Ethics is, as the author asserts, everything, and our progress toward more integrated learning may reflect our ability to recognize, and act upon, our moral responsibility to the future. An environmental ethic can, however, be encouraged not only by eco-preaching, but also by conveying to others the pure joy of jumping across intellectual boundaries that are barriers only in the all-too-modern mind. In the end, we may each need to experience in our own way what Wilson did as an undergraduate studying natural history an Ionian Enchantment, or the belief that 'when we have unified enough certain knowledge, we will understand who we are and why we are here.'
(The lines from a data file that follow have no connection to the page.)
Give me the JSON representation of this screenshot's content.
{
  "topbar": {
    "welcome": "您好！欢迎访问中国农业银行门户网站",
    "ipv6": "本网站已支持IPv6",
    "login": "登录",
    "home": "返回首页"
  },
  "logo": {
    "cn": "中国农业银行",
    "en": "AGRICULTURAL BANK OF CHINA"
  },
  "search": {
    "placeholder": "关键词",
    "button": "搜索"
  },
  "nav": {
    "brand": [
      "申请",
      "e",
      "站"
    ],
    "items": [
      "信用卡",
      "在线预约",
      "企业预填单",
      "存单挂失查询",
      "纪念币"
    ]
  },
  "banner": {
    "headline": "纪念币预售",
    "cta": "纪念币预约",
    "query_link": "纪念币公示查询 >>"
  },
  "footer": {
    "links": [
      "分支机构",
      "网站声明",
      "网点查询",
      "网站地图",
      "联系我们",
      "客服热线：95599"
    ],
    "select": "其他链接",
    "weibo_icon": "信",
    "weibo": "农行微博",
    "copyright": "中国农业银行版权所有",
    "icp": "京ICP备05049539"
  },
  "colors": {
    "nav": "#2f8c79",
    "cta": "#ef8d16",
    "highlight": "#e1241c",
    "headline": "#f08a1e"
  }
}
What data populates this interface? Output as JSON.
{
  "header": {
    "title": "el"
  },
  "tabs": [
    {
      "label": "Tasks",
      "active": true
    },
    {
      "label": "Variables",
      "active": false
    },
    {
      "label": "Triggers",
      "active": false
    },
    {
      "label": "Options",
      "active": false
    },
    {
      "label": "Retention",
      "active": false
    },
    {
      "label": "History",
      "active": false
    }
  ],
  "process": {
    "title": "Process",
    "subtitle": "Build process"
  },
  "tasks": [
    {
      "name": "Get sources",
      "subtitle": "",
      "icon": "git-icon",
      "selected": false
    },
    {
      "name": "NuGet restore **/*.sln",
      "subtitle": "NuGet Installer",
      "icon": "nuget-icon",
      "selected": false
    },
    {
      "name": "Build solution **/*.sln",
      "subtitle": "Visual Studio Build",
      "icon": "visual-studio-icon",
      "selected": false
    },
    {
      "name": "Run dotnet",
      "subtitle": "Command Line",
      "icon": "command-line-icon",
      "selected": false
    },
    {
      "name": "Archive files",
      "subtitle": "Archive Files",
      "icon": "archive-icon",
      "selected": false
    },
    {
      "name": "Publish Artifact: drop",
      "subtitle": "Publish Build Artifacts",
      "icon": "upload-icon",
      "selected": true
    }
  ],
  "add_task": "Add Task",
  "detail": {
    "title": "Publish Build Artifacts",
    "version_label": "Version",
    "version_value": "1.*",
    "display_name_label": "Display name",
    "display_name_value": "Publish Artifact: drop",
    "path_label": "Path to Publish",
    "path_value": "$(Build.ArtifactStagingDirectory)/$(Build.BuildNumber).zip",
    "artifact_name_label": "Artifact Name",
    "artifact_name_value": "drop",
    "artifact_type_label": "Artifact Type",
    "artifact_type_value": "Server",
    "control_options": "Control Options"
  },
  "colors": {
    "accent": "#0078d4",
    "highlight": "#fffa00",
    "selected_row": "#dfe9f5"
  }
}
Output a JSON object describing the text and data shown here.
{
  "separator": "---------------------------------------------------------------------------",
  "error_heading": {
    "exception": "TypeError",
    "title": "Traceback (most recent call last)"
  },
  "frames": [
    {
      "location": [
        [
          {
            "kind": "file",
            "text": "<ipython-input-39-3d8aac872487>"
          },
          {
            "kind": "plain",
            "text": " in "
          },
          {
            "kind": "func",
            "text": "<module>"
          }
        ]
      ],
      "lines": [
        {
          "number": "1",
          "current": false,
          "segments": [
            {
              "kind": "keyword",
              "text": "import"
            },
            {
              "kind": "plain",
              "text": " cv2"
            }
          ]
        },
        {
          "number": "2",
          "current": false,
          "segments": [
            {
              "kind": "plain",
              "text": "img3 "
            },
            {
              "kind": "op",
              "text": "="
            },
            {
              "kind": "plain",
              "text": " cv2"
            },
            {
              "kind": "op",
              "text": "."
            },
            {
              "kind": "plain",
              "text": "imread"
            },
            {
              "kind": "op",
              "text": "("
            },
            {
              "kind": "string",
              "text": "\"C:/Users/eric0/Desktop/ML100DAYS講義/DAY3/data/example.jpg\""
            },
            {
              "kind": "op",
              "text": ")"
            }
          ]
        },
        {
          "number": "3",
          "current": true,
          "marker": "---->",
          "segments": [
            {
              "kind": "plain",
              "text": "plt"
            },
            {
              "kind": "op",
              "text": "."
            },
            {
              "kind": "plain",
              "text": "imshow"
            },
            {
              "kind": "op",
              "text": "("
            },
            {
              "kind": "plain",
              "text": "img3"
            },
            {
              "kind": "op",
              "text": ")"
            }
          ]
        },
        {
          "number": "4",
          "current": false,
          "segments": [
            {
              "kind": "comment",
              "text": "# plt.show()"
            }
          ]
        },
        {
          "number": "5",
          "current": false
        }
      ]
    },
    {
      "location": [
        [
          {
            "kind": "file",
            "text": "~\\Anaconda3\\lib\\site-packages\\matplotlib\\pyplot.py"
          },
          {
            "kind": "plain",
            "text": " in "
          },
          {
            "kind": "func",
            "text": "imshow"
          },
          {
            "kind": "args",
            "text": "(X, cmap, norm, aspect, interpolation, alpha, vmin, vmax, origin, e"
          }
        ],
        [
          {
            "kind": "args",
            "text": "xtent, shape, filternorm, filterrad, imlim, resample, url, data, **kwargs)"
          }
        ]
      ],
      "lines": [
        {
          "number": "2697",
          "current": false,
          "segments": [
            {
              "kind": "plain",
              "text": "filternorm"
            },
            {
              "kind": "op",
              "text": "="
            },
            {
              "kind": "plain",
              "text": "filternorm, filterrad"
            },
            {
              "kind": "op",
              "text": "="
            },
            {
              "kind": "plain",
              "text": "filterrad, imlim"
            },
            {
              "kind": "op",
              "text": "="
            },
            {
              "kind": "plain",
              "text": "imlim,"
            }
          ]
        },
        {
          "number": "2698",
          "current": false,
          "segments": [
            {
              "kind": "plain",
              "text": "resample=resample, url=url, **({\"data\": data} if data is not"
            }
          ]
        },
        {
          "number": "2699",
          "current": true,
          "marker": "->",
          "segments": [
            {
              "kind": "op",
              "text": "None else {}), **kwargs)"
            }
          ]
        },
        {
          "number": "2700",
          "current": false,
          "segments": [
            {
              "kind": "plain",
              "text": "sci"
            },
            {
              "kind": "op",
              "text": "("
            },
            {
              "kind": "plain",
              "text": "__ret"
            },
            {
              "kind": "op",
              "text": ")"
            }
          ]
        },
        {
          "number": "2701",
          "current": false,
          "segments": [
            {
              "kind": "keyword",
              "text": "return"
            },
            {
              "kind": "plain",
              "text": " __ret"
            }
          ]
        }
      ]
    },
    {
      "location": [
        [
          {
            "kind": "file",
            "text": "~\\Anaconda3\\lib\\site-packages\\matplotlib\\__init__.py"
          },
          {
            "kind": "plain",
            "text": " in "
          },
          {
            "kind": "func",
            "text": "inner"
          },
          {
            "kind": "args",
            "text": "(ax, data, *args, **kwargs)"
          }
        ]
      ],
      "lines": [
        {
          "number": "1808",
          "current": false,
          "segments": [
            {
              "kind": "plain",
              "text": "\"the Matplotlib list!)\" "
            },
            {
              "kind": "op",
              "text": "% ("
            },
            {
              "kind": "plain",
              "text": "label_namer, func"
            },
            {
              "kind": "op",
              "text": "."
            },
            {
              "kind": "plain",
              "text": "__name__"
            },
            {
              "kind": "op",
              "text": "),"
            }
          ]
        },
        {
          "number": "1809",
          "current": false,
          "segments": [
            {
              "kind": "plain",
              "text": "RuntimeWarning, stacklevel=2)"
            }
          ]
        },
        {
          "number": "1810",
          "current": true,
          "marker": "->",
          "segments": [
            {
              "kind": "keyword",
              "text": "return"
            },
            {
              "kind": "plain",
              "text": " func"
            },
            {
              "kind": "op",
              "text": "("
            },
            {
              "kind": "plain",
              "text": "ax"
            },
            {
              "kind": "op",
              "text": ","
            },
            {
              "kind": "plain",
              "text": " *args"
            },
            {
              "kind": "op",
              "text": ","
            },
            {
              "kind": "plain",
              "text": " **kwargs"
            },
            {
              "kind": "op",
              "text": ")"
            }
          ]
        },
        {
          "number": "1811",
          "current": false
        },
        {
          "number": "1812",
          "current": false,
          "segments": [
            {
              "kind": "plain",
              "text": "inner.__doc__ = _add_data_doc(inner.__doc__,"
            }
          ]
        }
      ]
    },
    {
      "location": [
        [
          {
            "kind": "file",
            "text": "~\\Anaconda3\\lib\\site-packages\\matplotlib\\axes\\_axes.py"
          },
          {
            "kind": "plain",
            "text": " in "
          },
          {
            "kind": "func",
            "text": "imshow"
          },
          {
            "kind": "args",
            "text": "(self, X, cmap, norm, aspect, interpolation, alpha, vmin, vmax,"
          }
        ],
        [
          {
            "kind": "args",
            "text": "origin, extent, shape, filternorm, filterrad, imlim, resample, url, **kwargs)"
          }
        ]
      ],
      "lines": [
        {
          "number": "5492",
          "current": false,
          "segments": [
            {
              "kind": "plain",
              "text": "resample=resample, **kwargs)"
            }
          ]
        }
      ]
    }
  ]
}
Such is the unspoken sentiment of this illuminating and important work, which ends with a personal act of consilience, the author blending his inner Baptist and biologist in a summation that is at once thundering moral sermon and cool scientific appraisal. 'To the extent that we depend on prosthetic devices to keep ourselves and the biosphere alive, we will render everything fragile. To the extent that we banish the rest of life, we will impoverish our own species for all time. And if we should surrender our genetic nature to machine-aided ratiocination, and our ethics and art and our very meaning to a habit of careless discursion in the name of progress, imagining ourselves godlike and absolved from our ancient heritage, we will become nothing.'